26. Checklist for planning implementation Does the pathway include Vocational, PSD and Functional skills? (if not, who will deliver the missing element/s?) Are the qualifications from the QCF? What induction and initial assessments have been built into the programme? Learning environments – how appropriate are the teaching spaces? What training is available for staff working on Foundation Learning within your organisation? What support/supervision is available for staff?

27. Checklist for planning implementation Learning styles and differentiation – how practical and interactive are the sessions? Is there individualised support available for learners? Who is the key worker? Who provides the pastoral support and monitors progress and attendance? Do the students have regular reviews? Who is involved in the review? Communication systems between partnerships and agencies – how is good communication maintained? Travel arrangements – how easy is it for students to get to each site?

28. Checklist for planning implementation What consistency does it offer the young person? How big is the group? What reward/ recognition schemes for achievement are in place? Session timings – is the length of the session appropriate to the learners and do the start and end times suit their needs? How long are breaks? Where can students go? Common room spaces?

29. Using PSD for the Pastoral Element Level 1 Award in Personal and Social Development (8 credits) Dealing with problems in daily life (2) Developing Self (2) Individual rights and responsibilities (1) Managing own money (2) Managing social relationships (2)

30. Professional Friend Scheme Links skilled and experienced workers with less experienced practitioners A Professional Friend is one who offers knowledge, insight, perspective, or wisdom that is especially useful to the other person. A city wide scheme that resides within Brighton & Hove Learning Partnership’s 14-19 Engagement Team Run from June 2010 to May 2011 (pilot)

31. Professional Friend Scheme 1st deadline for mentor applications is 30 April 2010 1st deadline for mentee applications is 14 May 2010 Training given and matching made in May Matched Professional Friends met in June and complete agreement

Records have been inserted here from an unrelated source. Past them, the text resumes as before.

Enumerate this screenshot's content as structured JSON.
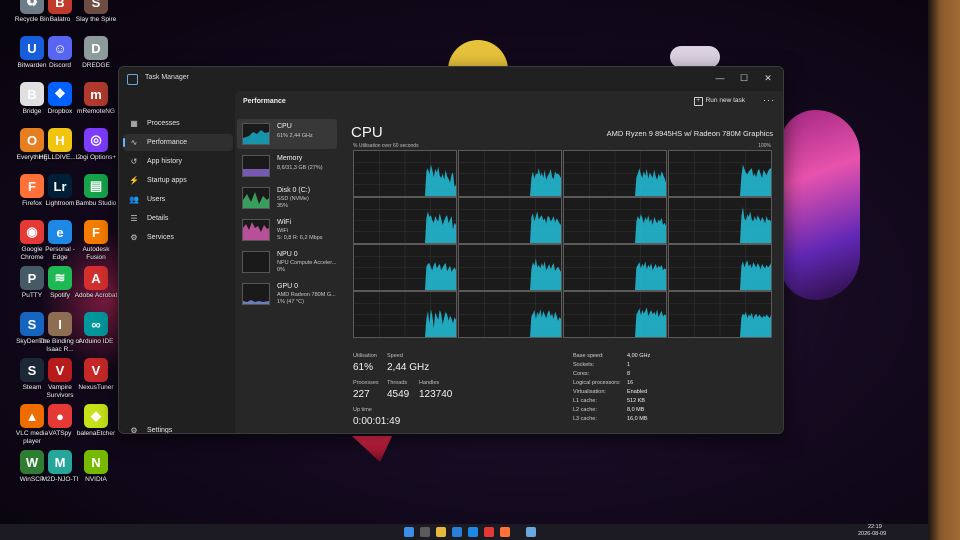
{
  "desktop": {
    "icons": [
      {
        "label": "Recycle Bin",
        "glyph": "♻",
        "color": "#6e7c8a"
      },
      {
        "label": "Balatro",
        "glyph": "B",
        "color": "#c0392b"
      },
      {
        "label": "Slay the Spire",
        "glyph": "S",
        "color": "#6d4c41"
      },
      {
        "label": "Bitwarden",
        "glyph": "U",
        "color": "#175ddc"
      },
      {
        "label": "Discord",
        "glyph": "☺",
        "color": "#5865f2"
      },
      {
        "label": "DREDGE",
        "glyph": "D",
        "color": "#8d9c9a"
      },
      {
        "label": "Bridge",
        "glyph": "B",
        "color": "#e0e0e0"
      },
      {
        "label": "Dropbox",
        "glyph": "❖",
        "color": "#0061fe"
      },
      {
        "label": "mRemoteNG",
        "glyph": "m",
        "color": "#b03a2e"
      },
      {
        "label": "Everything",
        "glyph": "O",
        "color": "#e67e22"
      },
      {
        "label": "HELLDIVE... 2",
        "glyph": "H",
        "color": "#f1c40f"
      },
      {
        "label": "Logi Options+",
        "glyph": "◎",
        "color": "#7d3cff"
      },
      {
        "label": "Firefox",
        "glyph": "F",
        "color": "#ff7139"
      },
      {
        "label": "Lightroom",
        "glyph": "Lr",
        "color": "#001e36"
      },
      {
        "label": "Bambu Studio",
        "glyph": "▤",
        "color": "#16a34a"
      },
      {
        "label": "Google Chrome",
        "glyph": "◉",
        "color": "#e53935"
      },
      {
        "label": "Personal - Edge",
        "glyph": "e",
        "color": "#1e88e5"
      },
      {
        "label": "Autodesk Fusion",
        "glyph": "F",
        "color": "#f57c00"
      },
      {
        "label": "PuTTY",
        "glyph": "P",
        "color": "#455a64"
      },
      {
        "label": "Spotify",
        "glyph": "≋",
        "color": "#1db954"
      },
      {
        "label": "Adobe Acrobat",
        "glyph": "A",
        "color": "#d32f2f"
      },
      {
        "label": "SkyDemon",
        "glyph": "S",
        "color": "#1565c0"
      },
      {
        "label": "The Binding of Isaac R...",
        "glyph": "I",
        "color": "#8e6e53"
      },
      {
        "label": "Arduino IDE",
        "glyph": "∞",
        "color": "#00979d"
      },
      {
        "label": "Steam",
        "glyph": "S",
        "color": "#1b2838"
      },
      {
        "label": "Vampire Survivors",
        "glyph": "V",
        "color": "#b71c1c"
      },
      {
        "label": "NexusTuner",
        "glyph": "V",
        "color": "#c62828"
      },
      {
        "label": "VLC media player",
        "glyph": "▲",
        "color": "#ef6c00"
      },
      {
        "label": "VATSpy",
        "glyph": "●",
        "color": "#e53935"
      },
      {
        "label": "balenaEtcher",
        "glyph": "◆",
        "color": "#c6e31a"
      },
      {
        "label": "WinSCP",
        "glyph": "W",
        "color": "#2e7d32"
      },
      {
        "label": "M2D-NJO-TI",
        "glyph": "M",
        "color": "#26a69a"
      },
      {
        "label": "NVIDIA",
        "glyph": "N",
        "color": "#76b900"
      }
    ]
  },
  "window": {
    "title": "Task Manager",
    "minimize": "—",
    "maximize": "☐",
    "close": "✕"
  },
  "sidebar": {
    "items": [
      {
        "label": "Processes",
        "icon": "▦"
      },
      {
        "label": "Performance",
        "icon": "∿"
      },
      {
        "label": "App history",
        "icon": "↺"
      },
      {
        "label": "Startup apps",
        "icon": "⚡"
      },
      {
        "label": "Users",
        "icon": "👥"
      },
      {
        "label": "Details",
        "icon": "☰"
      },
      {
        "label": "Services",
        "icon": "⚙"
      }
    ],
    "settings": {
      "label": "Settings",
      "icon": "⚙"
    }
  },
  "header": {
    "title": "Performance",
    "run_new_task": "Run new task",
    "more": "···"
  },
  "resources": [
    {
      "name": "CPU",
      "sub1": "61% 2,44 GHz",
      "sub2": "",
      "color": "#17a9c6"
    },
    {
      "name": "Memory",
      "sub1": "8,6/31,3 GB (27%)",
      "sub2": "",
      "color": "#8f6bd9"
    },
    {
      "name": "Disk 0 (C:)",
      "sub1": "SSD (NVMe)",
      "sub2": "35%",
      "color": "#3fb56a"
    },
    {
      "name": "WiFi",
      "sub1": "WiFi",
      "sub2": "S: 0,8 R: 6,2 Mbps",
      "color": "#d45ab0"
    },
    {
      "name": "NPU 0",
      "sub1": "NPU Compute Acceler...",
      "sub2": "0%",
      "color": "#8a8a8a"
    },
    {
      "name": "GPU 0",
      "sub1": "AMD Radeon 780M G...",
      "sub2": "1% (47 °C)",
      "color": "#7d8fd6"
    }
  ],
  "cpu": {
    "title": "CPU",
    "model": "AMD Ryzen 9 8945HS w/ Radeon 780M Graphics",
    "graph_caption": "% Utilisation over 60 seconds",
    "graph_max": "100%",
    "graph_color": "#22b8d1",
    "cores": [
      [
        0,
        0,
        0,
        0,
        0,
        0,
        0,
        0,
        0,
        0,
        0,
        0,
        0,
        0,
        0,
        0,
        0,
        0,
        0,
        0,
        0,
        0,
        0,
        0,
        0,
        0,
        0,
        0,
        0,
        0,
        0,
        0,
        0,
        0,
        0,
        0,
        0,
        0,
        0,
        0,
        0,
        0,
        0,
        0,
        0,
        0,
        0,
        0,
        0,
        55,
        62,
        48,
        70,
        58,
        42,
        60,
        52,
        65,
        45,
        40,
        50,
        36,
        58,
        44,
        38,
        30,
        48,
        52,
        20,
        25
      ],
      [
        0,
        0,
        0,
        0,
        0,
        0,
        0,
        0,
        0,
        0,
        0,
        0,
        0,
        0,
        0,
        0,
        0,
        0,
        0,
        0,
        0,
        0,
        0,
        0,
        0,
        0,
        0,
        0,
        0,
        0,
        0,
        0,
        0,
        0,
        0,
        0,
        0,
        0,
        0,
        0,
        0,
        0,
        0,
        0,
        0,
        0,
        0,
        0,
        0,
        40,
        55,
        38,
        50,
        48,
        62,
        44,
        52,
        40,
        58,
        36,
        45,
        50,
        60,
        42,
        38,
        55,
        48,
        50,
        46,
        40
      ],
      [
        0,
        0,
        0,
        0,
        0,
        0,
        0,
        0,
        0,
        0,
        0,
        0,
        0,
        0,
        0,
        0,
        0,
        0,
        0,
        0,
        0,
        0,
        0,
        0,
        0,
        0,
        0,
        0,
        0,
        0,
        0,
        0,
        0,
        0,
        0,
        0,
        0,
        0,
        0,
        0,
        0,
        0,
        0,
        0,
        0,
        0,
        0,
        0,
        0,
        42,
        50,
        62,
        48,
        40,
        55,
        45,
        60,
        38,
        52,
        46,
        40,
        58,
        44,
        36,
        50,
        42,
        55,
        48,
        40,
        30
      ],
      [
        0,
        0,
        0,
        0,
        0,
        0,
        0,
        0,
        0,
        0,
        0,
        0,
        0,
        0,
        0,
        0,
        0,
        0,
        0,
        0,
        0,
        0,
        0,
        0,
        0,
        0,
        0,
        0,
        0,
        0,
        0,
        0,
        0,
        0,
        0,
        0,
        0,
        0,
        0,
        0,
        0,
        0,
        0,
        0,
        0,
        0,
        0,
        0,
        0,
        45,
        70,
        60,
        52,
        48,
        55,
        58,
        62,
        44,
        50,
        42,
        56,
        60,
        48,
        40,
        58,
        52,
        46,
        55,
        60,
        62
      ],
      [
        0,
        0,
        0,
        0,
        0,
        0,
        0,
        0,
        0,
        0,
        0,
        0,
        0,
        0,
        0,
        0,
        0,
        0,
        0,
        0,
        0,
        0,
        0,
        0,
        0,
        0,
        0,
        0,
        0,
        0,
        0,
        0,
        0,
        0,
        0,
        0,
        0,
        0,
        0,
        0,
        0,
        0,
        0,
        0,
        0,
        0,
        0,
        0,
        0,
        55,
        70,
        58,
        62,
        50,
        45,
        60,
        52,
        48,
        66,
        54,
        40,
        50,
        58,
        62,
        44,
        52,
        60,
        30,
        45,
        40
      ],
      [
        0,
        0,
        0,
        0,
        0,
        0,
        0,
        0,
        0,
        0,
        0,
        0,
        0,
        0,
        0,
        0,
        0,
        0,
        0,
        0,
        0,
        0,
        0,
        0,
        0,
        0,
        0,
        0,
        0,
        0,
        0,
        0,
        0,
        0,
        0,
        0,
        0,
        0,
        0,
        0,
        0,
        0,
        0,
        0,
        0,
        0,
        0,
        0,
        0,
        58,
        66,
        48,
        60,
        70,
        52,
        58,
        62,
        50,
        55,
        44,
        60,
        58,
        48,
        52,
        60,
        46,
        55,
        50,
        44,
        40
      ],
      [
        0,
        0,
        0,
        0,
        0,
        0,
        0,
        0,
        0,
        0,
        0,
        0,
        0,
        0,
        0,
        0,
        0,
        0,
        0,
        0,
        0,
        0,
        0,
        0,
        0,
        0,
        0,
        0,
        0,
        0,
        0,
        0,
        0,
        0,
        0,
        0,
        0,
        0,
        0,
        0,
        0,
        0,
        0,
        0,
        0,
        0,
        0,
        0,
        0,
        48,
        60,
        52,
        64,
        56,
        44,
        58,
        50,
        62,
        46,
        54,
        40,
        58,
        50,
        44,
        52,
        48,
        56,
        40,
        45,
        38
      ],
      [
        0,
        0,
        0,
        0,
        0,
        0,
        0,
        0,
        0,
        0,
        0,
        0,
        0,
        0,
        0,
        0,
        0,
        0,
        0,
        0,
        0,
        0,
        0,
        0,
        0,
        0,
        0,
        0,
        0,
        0,
        0,
        0,
        0,
        0,
        0,
        0,
        0,
        0,
        0,
        0,
        0,
        0,
        0,
        0,
        0,
        0,
        0,
        0,
        0,
        60,
        80,
        55,
        50,
        64,
        58,
        70,
        52,
        48,
        60,
        50,
        62,
        55,
        48,
        58,
        52,
        44,
        60,
        50,
        52,
        48
      ],
      [
        0,
        0,
        0,
        0,
        0,
        0,
        0,
        0,
        0,
        0,
        0,
        0,
        0,
        0,
        0,
        0,
        0,
        0,
        0,
        0,
        0,
        0,
        0,
        0,
        0,
        0,
        0,
        0,
        0,
        0,
        0,
        0,
        0,
        0,
        0,
        0,
        0,
        0,
        0,
        0,
        0,
        0,
        0,
        0,
        0,
        0,
        0,
        0,
        0,
        52,
        58,
        60,
        50,
        44,
        56,
        62,
        48,
        54,
        58,
        44,
        50,
        56,
        60,
        42,
        48,
        54,
        40,
        46,
        50,
        44
      ],
      [
        0,
        0,
        0,
        0,
        0,
        0,
        0,
        0,
        0,
        0,
        0,
        0,
        0,
        0,
        0,
        0,
        0,
        0,
        0,
        0,
        0,
        0,
        0,
        0,
        0,
        0,
        0,
        0,
        0,
        0,
        0,
        0,
        0,
        0,
        0,
        0,
        0,
        0,
        0,
        0,
        0,
        0,
        0,
        0,
        0,
        0,
        0,
        0,
        0,
        46,
        62,
        54,
        70,
        50,
        56,
        48,
        60,
        52,
        64,
        44,
        50,
        58,
        46,
        54,
        60,
        42,
        48,
        52,
        46,
        40
      ],
      [
        0,
        0,
        0,
        0,
        0,
        0,
        0,
        0,
        0,
        0,
        0,
        0,
        0,
        0,
        0,
        0,
        0,
        0,
        0,
        0,
        0,
        0,
        0,
        0,
        0,
        0,
        0,
        0,
        0,
        0,
        0,
        0,
        0,
        0,
        0,
        0,
        0,
        0,
        0,
        0,
        0,
        0,
        0,
        0,
        0,
        0,
        0,
        0,
        0,
        50,
        56,
        62,
        48,
        58,
        52,
        64,
        46,
        56,
        50,
        60,
        44,
        52,
        58,
        48,
        54,
        50,
        56,
        44,
        48,
        46
      ],
      [
        0,
        0,
        0,
        0,
        0,
        0,
        0,
        0,
        0,
        0,
        0,
        0,
        0,
        0,
        0,
        0,
        0,
        0,
        0,
        0,
        0,
        0,
        0,
        0,
        0,
        0,
        0,
        0,
        0,
        0,
        0,
        0,
        0,
        0,
        0,
        0,
        0,
        0,
        0,
        0,
        0,
        0,
        0,
        0,
        0,
        0,
        0,
        0,
        0,
        54,
        64,
        50,
        60,
        66,
        52,
        58,
        48,
        62,
        56,
        50,
        60,
        54,
        46,
        58,
        52,
        48,
        56,
        50,
        54,
        60
      ],
      [
        0,
        0,
        0,
        0,
        0,
        0,
        0,
        0,
        0,
        0,
        0,
        0,
        0,
        0,
        0,
        0,
        0,
        0,
        0,
        0,
        0,
        0,
        0,
        0,
        0,
        0,
        0,
        0,
        0,
        0,
        0,
        0,
        0,
        0,
        0,
        0,
        0,
        0,
        0,
        0,
        0,
        0,
        0,
        0,
        0,
        0,
        0,
        0,
        0,
        40,
        58,
        30,
        62,
        48,
        20,
        55,
        46,
        38,
        60,
        52,
        28,
        44,
        56,
        50,
        36,
        48,
        40,
        30,
        44,
        38
      ],
      [
        0,
        0,
        0,
        0,
        0,
        0,
        0,
        0,
        0,
        0,
        0,
        0,
        0,
        0,
        0,
        0,
        0,
        0,
        0,
        0,
        0,
        0,
        0,
        0,
        0,
        0,
        0,
        0,
        0,
        0,
        0,
        0,
        0,
        0,
        0,
        0,
        0,
        0,
        0,
        0,
        0,
        0,
        0,
        0,
        0,
        0,
        0,
        0,
        0,
        46,
        52,
        60,
        40,
        56,
        48,
        62,
        44,
        58,
        50,
        42,
        54,
        60,
        46,
        52,
        40,
        56,
        48,
        36,
        44,
        40
      ],
      [
        0,
        0,
        0,
        0,
        0,
        0,
        0,
        0,
        0,
        0,
        0,
        0,
        0,
        0,
        0,
        0,
        0,
        0,
        0,
        0,
        0,
        0,
        0,
        0,
        0,
        0,
        0,
        0,
        0,
        0,
        0,
        0,
        0,
        0,
        0,
        0,
        0,
        0,
        0,
        0,
        0,
        0,
        0,
        0,
        0,
        0,
        0,
        0,
        0,
        50,
        56,
        64,
        48,
        60,
        52,
        58,
        66,
        46,
        54,
        60,
        50,
        56,
        48,
        62,
        44,
        52,
        58,
        46,
        50,
        48
      ],
      [
        0,
        0,
        0,
        0,
        0,
        0,
        0,
        0,
        0,
        0,
        0,
        0,
        0,
        0,
        0,
        0,
        0,
        0,
        0,
        0,
        0,
        0,
        0,
        0,
        0,
        0,
        0,
        0,
        0,
        0,
        0,
        0,
        0,
        0,
        0,
        0,
        0,
        0,
        0,
        0,
        0,
        0,
        0,
        0,
        0,
        0,
        0,
        0,
        0,
        44,
        52,
        48,
        56,
        42,
        50,
        46,
        54,
        40,
        48,
        52,
        44,
        50,
        46,
        42,
        48,
        44,
        50,
        46,
        42,
        48
      ]
    ],
    "stats": {
      "utilisation_label": "Utilisation",
      "utilisation": "61%",
      "speed_label": "Speed",
      "speed": "2,44 GHz",
      "processes_label": "Processes",
      "processes": "227",
      "threads_label": "Threads",
      "threads": "4549",
      "handles_label": "Handles",
      "handles": "123740",
      "uptime_label": "Up time",
      "uptime": "0:00:01:49"
    },
    "specs": [
      {
        "label": "Base speed:",
        "value": "4,00 GHz"
      },
      {
        "label": "Sockets:",
        "value": "1"
      },
      {
        "label": "Cores:",
        "value": "8"
      },
      {
        "label": "Logical processors:",
        "value": "16"
      },
      {
        "label": "Virtualisation:",
        "value": "Enabled"
      },
      {
        "label": "L1 cache:",
        "value": "512 KB"
      },
      {
        "label": "L2 cache:",
        "value": "8,0 MB"
      },
      {
        "label": "L3 cache:",
        "value": "16,0 MB"
      }
    ]
  },
  "taskbar": {
    "time": "22:19",
    "date": "2026-08-09",
    "pinned": [
      "windows",
      "search",
      "explorer",
      "edge",
      "store",
      "chrome",
      "firefox",
      "taskmgr"
    ]
  }
}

32. Further information

33. Evaluation We analyse forms for continuous improvement and to identify provider needs

  • Login